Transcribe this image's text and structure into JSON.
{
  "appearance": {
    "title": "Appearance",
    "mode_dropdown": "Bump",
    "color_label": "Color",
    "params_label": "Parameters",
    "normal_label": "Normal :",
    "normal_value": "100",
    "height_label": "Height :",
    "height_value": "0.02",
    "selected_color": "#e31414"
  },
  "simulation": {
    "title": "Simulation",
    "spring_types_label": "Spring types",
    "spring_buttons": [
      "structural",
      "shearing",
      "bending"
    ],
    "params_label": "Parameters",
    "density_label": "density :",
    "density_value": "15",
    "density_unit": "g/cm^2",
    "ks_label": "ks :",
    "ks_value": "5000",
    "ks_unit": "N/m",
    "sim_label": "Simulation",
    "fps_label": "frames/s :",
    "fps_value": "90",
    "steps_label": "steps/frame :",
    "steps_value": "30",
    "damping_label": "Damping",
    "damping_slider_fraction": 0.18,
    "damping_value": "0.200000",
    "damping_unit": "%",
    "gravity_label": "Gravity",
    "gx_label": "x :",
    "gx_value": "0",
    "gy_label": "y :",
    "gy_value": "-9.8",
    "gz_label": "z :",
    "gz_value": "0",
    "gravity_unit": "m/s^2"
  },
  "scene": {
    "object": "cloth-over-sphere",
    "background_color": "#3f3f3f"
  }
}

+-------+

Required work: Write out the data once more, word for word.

Written answer:
Transcribe this image's text and structure into JSON.
{
  "appearance": {
    "title": "Appearance",
    "mode_dropdown": "Bump",
    "color_label": "Color",
    "params_label": "Parameters",
    "normal_label": "Normal :",
    "normal_value": "100",
    "height_label": "Height :",
    "height_value": "0.02",
    "selected_color": "#e31414"
  },
  "simulation": {
    "title": "Simulation",
    "spring_types_label": "Spring types",
    "spring_buttons": [
      "structural",
      "shearing",
      "bending"
    ],
    "params_label": "Parameters",
    "density_label": "density :",
    "density_value": "15",
    "density_unit": "g/cm^2",
    "ks_label": "ks :",
    "ks_value": "5000",
    "ks_unit": "N/m",
    "sim_label": "Simulation",
    "fps_label": "frames/s :",
    "fps_value": "90",
    "steps_label": "steps/frame :",
    "steps_value": "30",
    "damping_label": "Damping",
    "damping_slider_fraction": 0.18,
    "damping_value": "0.200000",
    "damping_unit": "%",
    "gravity_label": "Gravity",
    "gx_label": "x :",
    "gx_value": "0",
    "gy_label": "y :",
    "gy_value": "-9.8",
    "gz_label": "z :",
    "gz_value": "0",
    "gravity_unit": "m/s^2"
  },
  "scene": {
    "object": "cloth-over-sphere",
    "background_color": "#3f3f3f"
  }
}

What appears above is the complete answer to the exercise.